● INSTRUCTIONS TO FOLLOW
Which of the lines in the records below hold the string "gage"? Copy every one of them.

Page and application data records:
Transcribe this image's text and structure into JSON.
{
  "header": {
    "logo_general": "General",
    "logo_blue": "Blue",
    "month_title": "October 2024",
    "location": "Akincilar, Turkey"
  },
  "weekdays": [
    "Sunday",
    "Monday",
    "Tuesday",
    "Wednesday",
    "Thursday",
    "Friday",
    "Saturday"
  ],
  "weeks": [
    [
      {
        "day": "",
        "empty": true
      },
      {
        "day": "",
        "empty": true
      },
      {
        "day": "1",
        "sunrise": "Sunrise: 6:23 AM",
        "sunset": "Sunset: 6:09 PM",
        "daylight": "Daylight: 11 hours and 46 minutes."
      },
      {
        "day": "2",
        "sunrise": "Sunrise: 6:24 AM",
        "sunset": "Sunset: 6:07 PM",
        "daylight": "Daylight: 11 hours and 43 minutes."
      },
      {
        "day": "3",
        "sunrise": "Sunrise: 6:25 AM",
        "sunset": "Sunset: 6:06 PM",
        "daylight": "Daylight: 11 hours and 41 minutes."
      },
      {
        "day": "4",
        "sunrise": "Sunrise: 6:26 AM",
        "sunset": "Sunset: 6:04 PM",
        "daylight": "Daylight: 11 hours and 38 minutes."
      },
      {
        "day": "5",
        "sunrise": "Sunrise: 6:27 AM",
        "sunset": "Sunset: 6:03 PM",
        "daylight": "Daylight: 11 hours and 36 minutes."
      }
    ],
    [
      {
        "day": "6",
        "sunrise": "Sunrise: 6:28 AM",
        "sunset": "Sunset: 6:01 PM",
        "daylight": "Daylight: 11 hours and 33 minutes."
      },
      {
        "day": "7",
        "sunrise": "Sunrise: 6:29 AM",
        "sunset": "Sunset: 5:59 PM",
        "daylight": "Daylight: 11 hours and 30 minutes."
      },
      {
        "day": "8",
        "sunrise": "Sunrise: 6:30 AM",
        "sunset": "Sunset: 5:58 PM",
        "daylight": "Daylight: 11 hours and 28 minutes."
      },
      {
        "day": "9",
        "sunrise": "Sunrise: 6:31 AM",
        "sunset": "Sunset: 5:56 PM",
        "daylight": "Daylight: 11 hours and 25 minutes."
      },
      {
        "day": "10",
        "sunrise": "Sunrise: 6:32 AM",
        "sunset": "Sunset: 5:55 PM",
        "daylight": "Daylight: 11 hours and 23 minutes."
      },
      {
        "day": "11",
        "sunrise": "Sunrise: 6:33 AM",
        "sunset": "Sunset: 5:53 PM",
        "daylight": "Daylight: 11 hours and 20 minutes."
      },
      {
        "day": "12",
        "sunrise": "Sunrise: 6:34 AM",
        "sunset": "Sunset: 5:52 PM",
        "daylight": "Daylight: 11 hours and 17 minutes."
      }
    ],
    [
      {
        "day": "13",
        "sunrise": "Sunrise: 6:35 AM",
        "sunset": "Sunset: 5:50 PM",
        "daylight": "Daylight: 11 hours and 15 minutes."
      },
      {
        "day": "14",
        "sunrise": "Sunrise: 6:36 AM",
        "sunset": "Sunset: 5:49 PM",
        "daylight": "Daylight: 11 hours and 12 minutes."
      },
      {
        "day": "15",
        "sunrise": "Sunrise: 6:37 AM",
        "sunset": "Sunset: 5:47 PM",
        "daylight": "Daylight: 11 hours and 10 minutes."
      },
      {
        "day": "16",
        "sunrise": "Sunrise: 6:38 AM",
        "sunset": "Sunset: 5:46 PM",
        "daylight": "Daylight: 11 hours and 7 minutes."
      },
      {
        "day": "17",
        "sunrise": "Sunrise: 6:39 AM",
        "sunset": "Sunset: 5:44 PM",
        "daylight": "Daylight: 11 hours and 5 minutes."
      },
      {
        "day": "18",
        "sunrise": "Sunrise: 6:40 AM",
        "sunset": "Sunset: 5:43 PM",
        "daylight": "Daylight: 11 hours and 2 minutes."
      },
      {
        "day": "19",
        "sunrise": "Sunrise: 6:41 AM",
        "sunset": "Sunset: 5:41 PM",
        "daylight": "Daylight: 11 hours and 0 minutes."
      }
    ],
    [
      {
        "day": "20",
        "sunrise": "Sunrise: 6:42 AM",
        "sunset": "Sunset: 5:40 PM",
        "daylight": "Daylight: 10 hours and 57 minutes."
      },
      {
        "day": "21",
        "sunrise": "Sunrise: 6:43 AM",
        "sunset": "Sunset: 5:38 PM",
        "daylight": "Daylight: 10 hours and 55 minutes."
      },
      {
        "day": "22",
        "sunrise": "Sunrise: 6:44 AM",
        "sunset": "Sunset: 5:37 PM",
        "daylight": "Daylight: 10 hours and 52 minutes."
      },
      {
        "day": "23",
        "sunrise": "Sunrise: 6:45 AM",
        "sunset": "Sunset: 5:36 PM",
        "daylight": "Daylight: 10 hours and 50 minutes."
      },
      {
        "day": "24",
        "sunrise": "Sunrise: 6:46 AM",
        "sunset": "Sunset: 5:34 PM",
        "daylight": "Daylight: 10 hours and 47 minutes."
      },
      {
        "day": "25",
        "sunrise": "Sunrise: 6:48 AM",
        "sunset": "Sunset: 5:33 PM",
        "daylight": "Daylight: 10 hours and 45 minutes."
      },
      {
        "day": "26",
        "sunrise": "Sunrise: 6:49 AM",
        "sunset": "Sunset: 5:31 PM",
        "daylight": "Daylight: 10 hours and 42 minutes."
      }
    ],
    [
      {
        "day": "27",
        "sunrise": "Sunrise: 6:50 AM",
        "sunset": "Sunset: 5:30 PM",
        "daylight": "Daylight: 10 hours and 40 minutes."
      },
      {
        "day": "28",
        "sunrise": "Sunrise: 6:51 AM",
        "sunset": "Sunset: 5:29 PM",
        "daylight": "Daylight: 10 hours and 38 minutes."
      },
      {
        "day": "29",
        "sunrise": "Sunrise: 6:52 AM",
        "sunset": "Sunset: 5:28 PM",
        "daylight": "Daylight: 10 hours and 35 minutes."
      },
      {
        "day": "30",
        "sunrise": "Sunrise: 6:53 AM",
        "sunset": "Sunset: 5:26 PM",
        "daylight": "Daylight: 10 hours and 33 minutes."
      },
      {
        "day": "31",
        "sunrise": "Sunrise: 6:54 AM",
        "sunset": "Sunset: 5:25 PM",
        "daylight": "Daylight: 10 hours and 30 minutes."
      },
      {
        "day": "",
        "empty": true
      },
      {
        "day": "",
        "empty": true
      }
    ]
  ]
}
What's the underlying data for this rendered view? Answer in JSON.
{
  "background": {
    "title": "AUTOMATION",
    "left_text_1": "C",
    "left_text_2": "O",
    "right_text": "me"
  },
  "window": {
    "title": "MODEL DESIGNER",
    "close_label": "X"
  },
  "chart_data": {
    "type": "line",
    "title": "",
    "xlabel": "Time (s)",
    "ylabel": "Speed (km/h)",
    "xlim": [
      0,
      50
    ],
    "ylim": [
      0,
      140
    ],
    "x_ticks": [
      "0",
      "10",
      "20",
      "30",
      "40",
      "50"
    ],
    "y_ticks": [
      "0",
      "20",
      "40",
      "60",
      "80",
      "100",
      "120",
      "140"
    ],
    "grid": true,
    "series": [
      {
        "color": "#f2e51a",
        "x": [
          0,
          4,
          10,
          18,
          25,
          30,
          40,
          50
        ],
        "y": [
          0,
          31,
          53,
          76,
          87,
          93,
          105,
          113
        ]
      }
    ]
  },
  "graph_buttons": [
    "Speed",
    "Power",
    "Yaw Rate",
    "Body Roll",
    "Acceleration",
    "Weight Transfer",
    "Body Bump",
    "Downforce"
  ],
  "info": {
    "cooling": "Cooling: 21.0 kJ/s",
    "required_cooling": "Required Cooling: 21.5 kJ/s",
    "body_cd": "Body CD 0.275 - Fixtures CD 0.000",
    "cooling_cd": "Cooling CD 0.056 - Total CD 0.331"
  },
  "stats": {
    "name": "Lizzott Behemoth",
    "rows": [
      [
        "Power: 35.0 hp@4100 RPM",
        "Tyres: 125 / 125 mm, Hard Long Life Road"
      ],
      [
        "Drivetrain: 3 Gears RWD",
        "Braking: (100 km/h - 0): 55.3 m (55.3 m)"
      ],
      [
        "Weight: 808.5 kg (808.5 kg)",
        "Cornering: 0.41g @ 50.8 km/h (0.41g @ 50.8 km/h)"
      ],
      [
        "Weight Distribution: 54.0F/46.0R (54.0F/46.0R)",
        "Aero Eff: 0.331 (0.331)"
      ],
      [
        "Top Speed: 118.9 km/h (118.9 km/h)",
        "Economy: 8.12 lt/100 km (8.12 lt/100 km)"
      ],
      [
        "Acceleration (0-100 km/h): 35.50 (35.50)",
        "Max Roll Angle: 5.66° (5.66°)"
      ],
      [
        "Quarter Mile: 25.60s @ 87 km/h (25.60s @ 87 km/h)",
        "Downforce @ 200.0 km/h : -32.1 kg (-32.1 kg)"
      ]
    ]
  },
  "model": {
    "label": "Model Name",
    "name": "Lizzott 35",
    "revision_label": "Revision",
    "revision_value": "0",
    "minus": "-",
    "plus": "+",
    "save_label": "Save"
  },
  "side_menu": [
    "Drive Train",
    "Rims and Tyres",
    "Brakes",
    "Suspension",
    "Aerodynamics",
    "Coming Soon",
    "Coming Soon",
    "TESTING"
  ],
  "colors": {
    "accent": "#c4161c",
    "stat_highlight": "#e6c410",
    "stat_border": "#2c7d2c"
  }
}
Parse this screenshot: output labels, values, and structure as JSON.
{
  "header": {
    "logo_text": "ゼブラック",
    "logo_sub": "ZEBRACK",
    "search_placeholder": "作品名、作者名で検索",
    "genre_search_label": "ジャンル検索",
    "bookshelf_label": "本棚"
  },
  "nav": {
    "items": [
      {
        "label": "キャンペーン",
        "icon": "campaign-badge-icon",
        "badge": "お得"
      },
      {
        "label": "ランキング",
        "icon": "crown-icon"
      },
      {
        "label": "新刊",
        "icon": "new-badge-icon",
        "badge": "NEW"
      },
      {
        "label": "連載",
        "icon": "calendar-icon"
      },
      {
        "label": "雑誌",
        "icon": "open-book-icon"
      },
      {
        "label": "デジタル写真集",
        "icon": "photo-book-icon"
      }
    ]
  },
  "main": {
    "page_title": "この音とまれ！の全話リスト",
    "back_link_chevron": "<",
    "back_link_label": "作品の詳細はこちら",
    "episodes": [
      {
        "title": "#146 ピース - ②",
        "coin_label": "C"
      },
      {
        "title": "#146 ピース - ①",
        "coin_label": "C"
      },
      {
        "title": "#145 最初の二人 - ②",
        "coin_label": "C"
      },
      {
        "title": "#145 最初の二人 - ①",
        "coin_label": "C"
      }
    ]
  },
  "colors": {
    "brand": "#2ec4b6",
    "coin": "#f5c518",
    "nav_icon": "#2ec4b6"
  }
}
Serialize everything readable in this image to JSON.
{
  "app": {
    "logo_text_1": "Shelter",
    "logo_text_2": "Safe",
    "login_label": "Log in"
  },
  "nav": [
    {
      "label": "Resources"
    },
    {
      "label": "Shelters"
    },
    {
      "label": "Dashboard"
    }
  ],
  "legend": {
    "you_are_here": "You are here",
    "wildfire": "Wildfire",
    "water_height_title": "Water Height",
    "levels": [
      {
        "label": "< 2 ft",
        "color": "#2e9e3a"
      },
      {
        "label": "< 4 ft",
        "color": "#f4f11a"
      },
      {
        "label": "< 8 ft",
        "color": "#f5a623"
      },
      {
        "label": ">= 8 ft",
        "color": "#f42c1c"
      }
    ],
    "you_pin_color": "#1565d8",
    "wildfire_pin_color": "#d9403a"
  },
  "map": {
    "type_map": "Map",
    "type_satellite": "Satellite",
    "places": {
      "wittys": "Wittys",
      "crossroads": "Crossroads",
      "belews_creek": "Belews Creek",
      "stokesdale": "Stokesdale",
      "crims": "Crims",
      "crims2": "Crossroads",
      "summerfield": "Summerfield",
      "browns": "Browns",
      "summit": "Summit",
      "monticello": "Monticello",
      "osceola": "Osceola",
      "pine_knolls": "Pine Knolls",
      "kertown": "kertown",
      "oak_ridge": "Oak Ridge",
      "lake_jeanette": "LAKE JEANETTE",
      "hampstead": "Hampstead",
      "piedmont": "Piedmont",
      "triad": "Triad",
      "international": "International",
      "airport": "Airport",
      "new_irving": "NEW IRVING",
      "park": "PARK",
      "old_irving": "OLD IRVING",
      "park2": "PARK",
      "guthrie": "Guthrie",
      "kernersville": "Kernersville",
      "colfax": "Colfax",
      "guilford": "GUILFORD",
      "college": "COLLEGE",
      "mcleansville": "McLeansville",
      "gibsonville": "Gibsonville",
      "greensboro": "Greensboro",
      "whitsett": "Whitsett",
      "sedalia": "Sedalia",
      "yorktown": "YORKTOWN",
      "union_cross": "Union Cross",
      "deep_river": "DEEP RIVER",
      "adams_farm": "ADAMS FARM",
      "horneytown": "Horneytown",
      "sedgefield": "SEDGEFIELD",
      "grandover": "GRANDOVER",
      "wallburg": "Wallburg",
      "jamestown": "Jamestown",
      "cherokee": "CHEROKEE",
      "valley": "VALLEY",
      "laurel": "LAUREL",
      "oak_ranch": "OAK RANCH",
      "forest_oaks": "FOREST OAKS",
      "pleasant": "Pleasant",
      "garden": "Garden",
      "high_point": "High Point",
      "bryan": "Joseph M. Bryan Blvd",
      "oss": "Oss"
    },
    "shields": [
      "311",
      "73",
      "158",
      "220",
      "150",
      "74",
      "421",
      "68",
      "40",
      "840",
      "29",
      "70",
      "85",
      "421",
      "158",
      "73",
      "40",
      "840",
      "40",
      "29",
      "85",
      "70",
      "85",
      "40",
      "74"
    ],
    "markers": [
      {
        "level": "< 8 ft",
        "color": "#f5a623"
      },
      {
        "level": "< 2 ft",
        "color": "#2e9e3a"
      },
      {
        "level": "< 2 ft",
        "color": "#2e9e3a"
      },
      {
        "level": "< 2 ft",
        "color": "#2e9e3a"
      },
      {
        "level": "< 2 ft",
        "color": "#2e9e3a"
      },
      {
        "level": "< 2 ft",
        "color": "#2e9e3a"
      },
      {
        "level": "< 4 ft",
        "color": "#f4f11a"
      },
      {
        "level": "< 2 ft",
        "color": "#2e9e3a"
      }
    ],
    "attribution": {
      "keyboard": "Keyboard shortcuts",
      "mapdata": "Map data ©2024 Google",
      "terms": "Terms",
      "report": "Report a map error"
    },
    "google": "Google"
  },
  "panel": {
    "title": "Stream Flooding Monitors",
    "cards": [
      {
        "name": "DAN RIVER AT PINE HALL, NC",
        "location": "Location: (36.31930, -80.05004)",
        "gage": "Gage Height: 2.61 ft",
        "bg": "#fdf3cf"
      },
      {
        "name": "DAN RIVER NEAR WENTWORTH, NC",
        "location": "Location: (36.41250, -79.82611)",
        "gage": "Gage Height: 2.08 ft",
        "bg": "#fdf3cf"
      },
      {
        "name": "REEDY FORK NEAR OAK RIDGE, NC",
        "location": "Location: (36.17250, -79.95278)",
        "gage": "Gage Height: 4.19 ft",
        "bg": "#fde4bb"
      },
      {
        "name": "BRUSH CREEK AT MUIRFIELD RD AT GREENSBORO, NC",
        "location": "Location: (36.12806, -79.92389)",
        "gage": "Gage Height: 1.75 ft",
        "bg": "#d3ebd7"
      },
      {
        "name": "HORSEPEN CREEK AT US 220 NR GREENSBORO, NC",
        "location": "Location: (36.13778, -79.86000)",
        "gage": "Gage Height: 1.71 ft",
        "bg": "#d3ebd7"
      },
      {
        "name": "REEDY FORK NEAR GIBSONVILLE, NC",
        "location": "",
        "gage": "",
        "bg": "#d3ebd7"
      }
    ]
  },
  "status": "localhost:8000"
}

● TASK ANSWER
        "gage": "Gage Height: 2.61 ft",
        "gage": "Gage Height: 2.08 ft",
        "gage": "Gage Height: 4.19 ft",
        "gage": "Gage Height: 1.75 ft",
        "gage": "Gage Height: 1.71 ft",
        "gage": "",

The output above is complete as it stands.